“Such cuts would destroy our district, severely harm the city, and have a profound negative impact on neighboring school districts,” Mr. Burnley said.
Janna Garrison, the president of the 12,000-member Detroit Federation of Teachers, an affiliate of the American Federation of Teachers, said teachers should be protected from layoffs because of an agreement reached with the district on an early-retirement incentive that more than 2,000 teachers are eligible to receive.
Ms. Garrison worries about the net effect of charter schools’ enrollment of students from the regular public schools, as well as suburban public school districts’ and private schools’ competition with Detroit for students. There are 51 charter schools in the city of Detroit, and another 29 in two surrounding counties that make up the metropolitan Detroit area.
“Other districts are recruiting our students because everyone is in a crunch here in Michigan, because our state aid has not gone up in three years,” she said. “Morale is pretty low.”
In addition to severe budget problems, the district is facing a shift in governance that is likely to shake up its school board and top administration.
This past summer, the legislature passed and Gov. Jennifer Granholm signed into law a measure that ended the state takeover of the Detroit public schools that began in 1999 with the appointment of a “reform board” that gave the mayor a hand in running the city’s schools. (“Mich. Lawmakers Approve Takeover Bill for Detroit,” March 31, 1999.)
On Nov. 2, Detroit voters overwhelmingly approved a ballot measure returning the city to elected school board members in 2006, rather than giving the mayor a voice in school affairs.
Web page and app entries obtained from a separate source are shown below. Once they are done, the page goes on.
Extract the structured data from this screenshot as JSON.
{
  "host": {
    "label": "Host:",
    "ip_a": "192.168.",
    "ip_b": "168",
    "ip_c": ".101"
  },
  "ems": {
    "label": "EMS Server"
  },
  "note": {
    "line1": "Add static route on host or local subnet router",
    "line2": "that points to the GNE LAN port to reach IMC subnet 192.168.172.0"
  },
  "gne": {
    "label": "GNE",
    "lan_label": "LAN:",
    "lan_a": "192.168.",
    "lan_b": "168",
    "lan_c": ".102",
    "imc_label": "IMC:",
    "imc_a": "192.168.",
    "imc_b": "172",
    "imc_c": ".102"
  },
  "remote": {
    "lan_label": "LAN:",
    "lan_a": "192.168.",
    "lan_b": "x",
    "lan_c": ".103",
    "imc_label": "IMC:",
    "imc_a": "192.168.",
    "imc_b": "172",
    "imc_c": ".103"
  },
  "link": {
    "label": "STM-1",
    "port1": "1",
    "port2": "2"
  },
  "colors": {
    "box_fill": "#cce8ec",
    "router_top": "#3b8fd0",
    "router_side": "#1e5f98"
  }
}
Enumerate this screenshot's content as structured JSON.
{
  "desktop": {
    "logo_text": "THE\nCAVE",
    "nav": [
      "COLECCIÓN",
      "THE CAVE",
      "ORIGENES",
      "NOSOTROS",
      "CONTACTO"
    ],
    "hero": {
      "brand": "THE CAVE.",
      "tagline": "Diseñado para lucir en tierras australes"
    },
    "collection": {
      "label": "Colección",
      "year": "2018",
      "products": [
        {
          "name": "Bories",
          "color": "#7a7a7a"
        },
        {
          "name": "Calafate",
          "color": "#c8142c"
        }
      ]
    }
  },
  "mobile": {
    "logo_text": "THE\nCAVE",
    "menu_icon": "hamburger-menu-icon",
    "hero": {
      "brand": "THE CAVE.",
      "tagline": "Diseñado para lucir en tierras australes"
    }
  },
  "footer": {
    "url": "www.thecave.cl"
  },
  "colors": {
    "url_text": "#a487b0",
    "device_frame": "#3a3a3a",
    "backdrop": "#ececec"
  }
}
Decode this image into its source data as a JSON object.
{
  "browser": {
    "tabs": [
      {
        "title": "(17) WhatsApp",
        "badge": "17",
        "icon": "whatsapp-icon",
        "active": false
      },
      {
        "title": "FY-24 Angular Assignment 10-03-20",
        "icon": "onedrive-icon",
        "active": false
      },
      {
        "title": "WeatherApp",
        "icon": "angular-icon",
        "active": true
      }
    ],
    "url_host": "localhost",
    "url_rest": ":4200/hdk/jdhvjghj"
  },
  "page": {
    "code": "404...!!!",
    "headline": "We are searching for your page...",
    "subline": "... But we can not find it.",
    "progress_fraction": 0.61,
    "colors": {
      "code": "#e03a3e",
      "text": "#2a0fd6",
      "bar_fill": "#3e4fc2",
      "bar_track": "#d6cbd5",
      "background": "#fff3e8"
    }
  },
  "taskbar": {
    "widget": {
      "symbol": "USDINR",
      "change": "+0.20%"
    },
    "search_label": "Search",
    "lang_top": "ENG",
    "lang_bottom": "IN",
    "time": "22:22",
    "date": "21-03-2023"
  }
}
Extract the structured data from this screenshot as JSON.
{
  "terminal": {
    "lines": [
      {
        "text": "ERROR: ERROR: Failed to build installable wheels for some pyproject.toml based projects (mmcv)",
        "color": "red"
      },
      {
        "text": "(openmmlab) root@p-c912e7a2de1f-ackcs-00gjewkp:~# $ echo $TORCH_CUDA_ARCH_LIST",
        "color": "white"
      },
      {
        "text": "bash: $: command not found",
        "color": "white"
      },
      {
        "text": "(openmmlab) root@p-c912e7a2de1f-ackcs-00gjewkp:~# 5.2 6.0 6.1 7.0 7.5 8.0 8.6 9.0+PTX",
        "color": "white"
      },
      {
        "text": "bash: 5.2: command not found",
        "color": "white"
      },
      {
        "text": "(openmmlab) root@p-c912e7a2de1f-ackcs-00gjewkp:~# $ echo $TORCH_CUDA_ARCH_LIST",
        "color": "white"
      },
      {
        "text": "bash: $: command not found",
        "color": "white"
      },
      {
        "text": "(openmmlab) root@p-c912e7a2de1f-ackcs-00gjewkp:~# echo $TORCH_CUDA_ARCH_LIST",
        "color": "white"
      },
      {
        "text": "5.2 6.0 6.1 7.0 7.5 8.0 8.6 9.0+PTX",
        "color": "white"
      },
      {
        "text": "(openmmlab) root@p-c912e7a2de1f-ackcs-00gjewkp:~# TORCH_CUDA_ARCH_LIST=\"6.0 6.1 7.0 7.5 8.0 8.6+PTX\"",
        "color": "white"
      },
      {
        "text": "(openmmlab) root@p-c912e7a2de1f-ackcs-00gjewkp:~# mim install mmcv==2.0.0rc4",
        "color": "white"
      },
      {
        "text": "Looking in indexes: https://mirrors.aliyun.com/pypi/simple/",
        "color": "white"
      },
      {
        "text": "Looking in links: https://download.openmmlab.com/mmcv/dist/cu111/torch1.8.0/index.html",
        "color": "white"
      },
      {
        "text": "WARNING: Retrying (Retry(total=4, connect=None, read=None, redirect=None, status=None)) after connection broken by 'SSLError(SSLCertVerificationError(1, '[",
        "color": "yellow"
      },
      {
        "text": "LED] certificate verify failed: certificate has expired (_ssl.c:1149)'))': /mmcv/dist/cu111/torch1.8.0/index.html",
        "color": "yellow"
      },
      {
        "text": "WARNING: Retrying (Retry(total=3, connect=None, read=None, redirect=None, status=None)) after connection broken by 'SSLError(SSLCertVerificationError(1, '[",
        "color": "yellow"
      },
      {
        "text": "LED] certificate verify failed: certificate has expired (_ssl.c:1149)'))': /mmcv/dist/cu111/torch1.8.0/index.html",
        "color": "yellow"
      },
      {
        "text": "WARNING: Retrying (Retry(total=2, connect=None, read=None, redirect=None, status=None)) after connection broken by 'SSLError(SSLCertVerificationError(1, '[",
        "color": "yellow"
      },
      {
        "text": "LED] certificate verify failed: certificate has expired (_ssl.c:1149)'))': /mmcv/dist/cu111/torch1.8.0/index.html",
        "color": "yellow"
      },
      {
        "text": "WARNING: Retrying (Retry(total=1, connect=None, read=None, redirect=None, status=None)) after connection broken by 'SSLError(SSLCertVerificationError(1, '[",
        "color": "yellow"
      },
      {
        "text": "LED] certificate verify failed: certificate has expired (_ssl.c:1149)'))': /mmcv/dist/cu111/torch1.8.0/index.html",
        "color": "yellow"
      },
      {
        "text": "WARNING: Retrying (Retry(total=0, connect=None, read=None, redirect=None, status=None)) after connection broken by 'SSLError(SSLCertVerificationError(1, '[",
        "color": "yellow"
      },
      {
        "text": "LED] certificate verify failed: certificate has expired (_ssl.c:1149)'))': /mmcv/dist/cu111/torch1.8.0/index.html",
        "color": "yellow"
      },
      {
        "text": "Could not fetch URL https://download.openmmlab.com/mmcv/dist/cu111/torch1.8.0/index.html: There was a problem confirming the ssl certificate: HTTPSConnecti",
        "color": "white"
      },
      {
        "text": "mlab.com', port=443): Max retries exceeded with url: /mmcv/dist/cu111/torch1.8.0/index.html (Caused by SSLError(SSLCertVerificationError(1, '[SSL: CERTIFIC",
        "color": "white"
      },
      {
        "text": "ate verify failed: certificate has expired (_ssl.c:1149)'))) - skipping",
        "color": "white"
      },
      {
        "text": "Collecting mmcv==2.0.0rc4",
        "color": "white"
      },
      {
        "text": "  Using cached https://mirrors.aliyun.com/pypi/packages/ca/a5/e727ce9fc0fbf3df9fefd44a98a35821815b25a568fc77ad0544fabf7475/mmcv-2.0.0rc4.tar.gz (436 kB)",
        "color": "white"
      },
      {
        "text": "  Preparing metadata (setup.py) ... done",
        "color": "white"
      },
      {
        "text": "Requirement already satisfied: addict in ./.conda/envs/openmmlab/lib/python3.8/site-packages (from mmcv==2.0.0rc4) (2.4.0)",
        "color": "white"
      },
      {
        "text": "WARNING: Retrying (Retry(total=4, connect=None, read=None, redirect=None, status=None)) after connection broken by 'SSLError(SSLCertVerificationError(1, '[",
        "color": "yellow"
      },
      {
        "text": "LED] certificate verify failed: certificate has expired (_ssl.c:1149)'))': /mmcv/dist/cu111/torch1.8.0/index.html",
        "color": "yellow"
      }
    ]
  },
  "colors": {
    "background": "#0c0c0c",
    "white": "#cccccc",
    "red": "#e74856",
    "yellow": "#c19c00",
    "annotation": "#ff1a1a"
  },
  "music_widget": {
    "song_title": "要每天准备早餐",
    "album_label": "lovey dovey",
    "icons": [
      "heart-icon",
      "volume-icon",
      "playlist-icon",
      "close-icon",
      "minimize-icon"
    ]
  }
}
Mr. Burnley called on the legislature to continue to give Detroit the $15 million annual grant that accompanied the 1999 reform measure, even though its provisions will be moot.
A version of this article appeared in the December 01, 2004 edition of Education Week as Detroit Schools Facing Massive Cuts, Layoffs